Notting Hill Carnival is London’s biggest street party, with costumed revellers and steel bands bringing the city to life in a colourful celebration of West Indian culture. In sharp contrast to its euphoric atmosphere, Carnival’s origins lie in race riots that saw the newly arrived immigrant population attacked by white nationalists.
The Notting Hill race riots
As Majbritt Morrison argued with her husband Raymond Morrison outside Latimer Road tube station on 29 August 1958, neither could have anticipated what would happen next. The mixed-race couple’s argument – Majbritt was Swedish and Raymond, Jamaican – became the catalyst for racially motivated attacks carried out by a white nationalists, particularly a subset youth movement called the Teddy Boys.
This subgroup had long been critical of West Indian immigration to the North Kensington area, especially when it came to interracial relationships. When Morrison rebuffed a group of Teddy Boys who later approached her, they resorted to flinging insults and objects at her, calling her a “black man’s trollop”.

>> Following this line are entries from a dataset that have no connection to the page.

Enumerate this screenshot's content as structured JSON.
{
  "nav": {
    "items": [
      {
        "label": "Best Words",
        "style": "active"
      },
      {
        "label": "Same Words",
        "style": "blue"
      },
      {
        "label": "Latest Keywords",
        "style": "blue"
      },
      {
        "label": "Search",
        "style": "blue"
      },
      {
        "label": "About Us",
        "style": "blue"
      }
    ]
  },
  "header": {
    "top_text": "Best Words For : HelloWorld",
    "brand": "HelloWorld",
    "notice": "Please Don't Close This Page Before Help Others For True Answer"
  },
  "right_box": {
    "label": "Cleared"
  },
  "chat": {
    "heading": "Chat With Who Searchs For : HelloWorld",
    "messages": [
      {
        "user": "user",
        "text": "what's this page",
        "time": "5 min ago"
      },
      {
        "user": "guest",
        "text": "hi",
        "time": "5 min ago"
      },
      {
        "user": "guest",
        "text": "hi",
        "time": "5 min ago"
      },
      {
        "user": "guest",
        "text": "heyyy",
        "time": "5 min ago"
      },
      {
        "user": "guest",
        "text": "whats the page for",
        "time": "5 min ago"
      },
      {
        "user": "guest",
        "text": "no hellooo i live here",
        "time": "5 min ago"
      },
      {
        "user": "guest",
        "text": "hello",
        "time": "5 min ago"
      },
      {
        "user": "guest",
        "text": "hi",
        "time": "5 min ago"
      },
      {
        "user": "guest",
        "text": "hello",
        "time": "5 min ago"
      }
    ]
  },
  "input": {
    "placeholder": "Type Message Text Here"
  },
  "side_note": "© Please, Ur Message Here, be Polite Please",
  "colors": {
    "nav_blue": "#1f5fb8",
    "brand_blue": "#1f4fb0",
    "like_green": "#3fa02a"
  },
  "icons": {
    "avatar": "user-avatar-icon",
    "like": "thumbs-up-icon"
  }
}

The following night, Notting Hill erupted in violence as hundreds of young white men took to the streets, throwing home-made firebombs at the houses of black residents. As one resident described the experience to the BBC, “They’re marking the outside of the houses for the [Teddy] Boys to know where to bomb and where not to bomb.” The attacks continued until 5 September.